The president was relaxed at the dais. He repeatedly thanked the audience for its support, and at one point tried to stop the "blood and soul" chant, which was routinely shouted during rallies in Saddam Hussein's Iraq, for example.
"There are some people who dislike this whole spirit and blood, or soul and blood business," he told the crowd. "It's better to change it."
He talked about raising teachers' salaries. He talked about the benefit of educating women and allowing them a greater role in civil society. And he talked about working with the people to build a brighter future.
For some it was a message that resonated as forward thinking, as a step toward democracy. For others, the event did not matter. It remained all about the man, a learned response after decades in which all power was vested in one man, and one party.
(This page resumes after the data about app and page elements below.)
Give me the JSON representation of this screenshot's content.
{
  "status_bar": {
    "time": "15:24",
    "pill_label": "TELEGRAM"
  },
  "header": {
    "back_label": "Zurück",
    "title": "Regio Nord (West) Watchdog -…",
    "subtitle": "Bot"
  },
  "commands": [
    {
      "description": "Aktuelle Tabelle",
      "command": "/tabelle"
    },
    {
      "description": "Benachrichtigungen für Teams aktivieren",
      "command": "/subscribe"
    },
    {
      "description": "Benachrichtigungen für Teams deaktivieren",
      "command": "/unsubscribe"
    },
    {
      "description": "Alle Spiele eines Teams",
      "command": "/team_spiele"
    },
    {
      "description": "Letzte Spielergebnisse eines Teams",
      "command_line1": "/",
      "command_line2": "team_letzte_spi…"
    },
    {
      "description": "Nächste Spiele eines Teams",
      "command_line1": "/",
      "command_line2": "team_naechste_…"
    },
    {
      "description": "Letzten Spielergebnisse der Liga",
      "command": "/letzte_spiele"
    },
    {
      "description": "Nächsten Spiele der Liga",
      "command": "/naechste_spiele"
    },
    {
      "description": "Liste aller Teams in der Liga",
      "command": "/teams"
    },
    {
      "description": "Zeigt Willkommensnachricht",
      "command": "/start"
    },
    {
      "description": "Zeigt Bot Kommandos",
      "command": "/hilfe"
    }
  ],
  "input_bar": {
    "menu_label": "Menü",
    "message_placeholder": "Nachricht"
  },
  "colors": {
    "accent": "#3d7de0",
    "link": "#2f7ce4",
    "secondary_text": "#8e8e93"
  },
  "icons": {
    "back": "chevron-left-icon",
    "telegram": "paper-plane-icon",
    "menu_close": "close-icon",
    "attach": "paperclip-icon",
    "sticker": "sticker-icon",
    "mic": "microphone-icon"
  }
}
As soon as the speech was finished, Alaa Hussein rushed toward the stage, but was stopped by plainclothes security officials. He was carrying a large letter mounted in a gold frame. It was written in the blood of local people, and marked with more than 100 bloody thumbprints.
"People cut themselves and used their blood to do this," Mr. Hussein said. "It is a way of showing our allegiance to the president."
Mines Kill 2 Policemen in Sinai
CAIRO, Aug. 25 (Reuters) - Land mines in the Sinai Peninsula killed two Egyptian policemen on Thursday, in the second such blast in two days during a hunt for suspects behind attacks on Sharm el Sheik last month, the Interior Ministry said.
A statement from the ministry did not say whether the mines, at Mount Halal in the northeast region of Sinai, had been laid recently or were left over from past wars with Israel.
But a Sinai security official contended that the mines had been laid by the suspects in the July 23 attacks on the Red Sea resort of Sharm el Sheik that killed at least 64 people.